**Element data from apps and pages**
——

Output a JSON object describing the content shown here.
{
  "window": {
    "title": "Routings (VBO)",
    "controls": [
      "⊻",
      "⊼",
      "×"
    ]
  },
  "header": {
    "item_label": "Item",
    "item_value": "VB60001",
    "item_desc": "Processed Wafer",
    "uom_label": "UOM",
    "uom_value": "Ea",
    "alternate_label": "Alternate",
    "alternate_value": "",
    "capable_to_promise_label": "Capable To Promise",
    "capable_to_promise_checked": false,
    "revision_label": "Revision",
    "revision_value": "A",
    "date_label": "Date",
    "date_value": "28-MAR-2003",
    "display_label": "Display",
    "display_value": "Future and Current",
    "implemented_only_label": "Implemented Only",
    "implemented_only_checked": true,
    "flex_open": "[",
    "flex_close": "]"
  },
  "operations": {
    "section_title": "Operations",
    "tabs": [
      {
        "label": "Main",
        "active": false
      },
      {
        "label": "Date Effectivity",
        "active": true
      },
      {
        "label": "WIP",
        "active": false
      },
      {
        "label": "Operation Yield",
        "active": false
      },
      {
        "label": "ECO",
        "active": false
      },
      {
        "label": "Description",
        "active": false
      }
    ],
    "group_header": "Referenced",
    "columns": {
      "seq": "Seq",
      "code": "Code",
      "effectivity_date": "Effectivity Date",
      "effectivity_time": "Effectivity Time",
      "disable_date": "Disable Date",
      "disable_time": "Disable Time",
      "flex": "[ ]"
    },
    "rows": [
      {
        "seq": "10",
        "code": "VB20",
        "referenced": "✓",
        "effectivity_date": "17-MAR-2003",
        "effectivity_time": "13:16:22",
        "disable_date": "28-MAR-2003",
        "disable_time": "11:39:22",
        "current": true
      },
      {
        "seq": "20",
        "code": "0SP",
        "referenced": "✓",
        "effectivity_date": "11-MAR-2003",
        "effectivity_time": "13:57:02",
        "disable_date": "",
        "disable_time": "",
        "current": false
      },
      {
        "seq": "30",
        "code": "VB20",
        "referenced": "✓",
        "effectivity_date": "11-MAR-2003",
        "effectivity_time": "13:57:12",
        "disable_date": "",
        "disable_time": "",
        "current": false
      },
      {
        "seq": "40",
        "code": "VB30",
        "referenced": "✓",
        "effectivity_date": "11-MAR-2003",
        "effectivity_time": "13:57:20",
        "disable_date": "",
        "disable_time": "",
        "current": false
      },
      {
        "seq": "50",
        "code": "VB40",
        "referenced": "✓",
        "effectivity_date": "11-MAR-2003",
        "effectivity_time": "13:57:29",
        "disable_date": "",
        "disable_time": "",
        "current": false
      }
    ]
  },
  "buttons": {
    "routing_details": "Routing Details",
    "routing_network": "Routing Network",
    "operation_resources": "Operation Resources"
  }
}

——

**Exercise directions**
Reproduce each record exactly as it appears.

**Exercise response**
Output a JSON object describing the content shown here.
{
  "window": {
    "title": "Routings (VBO)",
    "controls": [
      "⊻",
      "⊼",
      "×"
    ]
  },
  "header": {
    "item_label": "Item",
    "item_value": "VB60001",
    "item_desc": "Processed Wafer",
    "uom_label": "UOM",
    "uom_value": "Ea",
    "alternate_label": "Alternate",
    "alternate_value": "",
    "capable_to_promise_label": "Capable To Promise",
    "capable_to_promise_checked": false,
    "revision_label": "Revision",
    "revision_value": "A",
    "date_label": "Date",
    "date_value": "28-MAR-2003",
    "display_label": "Display",
    "display_value": "Future and Current",
    "implemented_only_label": "Implemented Only",
    "implemented_only_checked": true,
    "flex_open": "[",
    "flex_close": "]"
  },
  "operations": {
    "section_title": "Operations",
    "tabs": [
      {
        "label": "Main",
        "active": false
      },
      {
        "label": "Date Effectivity",
        "active": true
      },
      {
        "label": "WIP",
        "active": false
      },
      {
        "label": "Operation Yield",
        "active": false
      },
      {
        "label": "ECO",
        "active": false
      },
      {
        "label": "Description",
        "active": false
      }
    ],
    "group_header": "Referenced",
    "columns": {
      "seq": "Seq",
      "code": "Code",
      "effectivity_date": "Effectivity Date",
      "effectivity_time": "Effectivity Time",
      "disable_date": "Disable Date",
      "disable_time": "Disable Time",
      "flex": "[ ]"
    },
    "rows": [
      {
        "seq": "10",
        "code": "VB20",
        "referenced": "✓",
        "effectivity_date": "17-MAR-2003",
        "effectivity_time": "13:16:22",
        "disable_date": "28-MAR-2003",
        "disable_time": "11:39:22",
        "current": true
      },
      {
        "seq": "20",
        "code": "0SP",
        "referenced": "✓",
        "effectivity_date": "11-MAR-2003",
        "effectivity_time": "13:57:02",
        "disable_date": "",
        "disable_time": "",
        "current": false
      },
      {
        "seq": "30",
        "code": "VB20",
        "referenced": "✓",
        "effectivity_date": "11-MAR-2003",
        "effectivity_time": "13:57:12",
        "disable_date": "",
        "disable_time": "",
        "current": false
      },
      {
        "seq": "40",
        "code": "VB30",
        "referenced": "✓",
        "effectivity_date": "11-MAR-2003",
        "effectivity_time": "13:57:20",
        "disable_date": "",
        "disable_time": "",
        "current": false
      },
      {
        "seq": "50",
        "code": "VB40",
        "referenced": "✓",
        "effectivity_date": "11-MAR-2003",
        "effectivity_time": "13:57:29",
        "disable_date": "",
        "disable_time": "",
        "current": false
      }
    ]
  },
  "buttons": {
    "routing_details": "Routing Details",
    "routing_network": "Routing Network",
    "operation_resources": "Operation Resources"
  }
}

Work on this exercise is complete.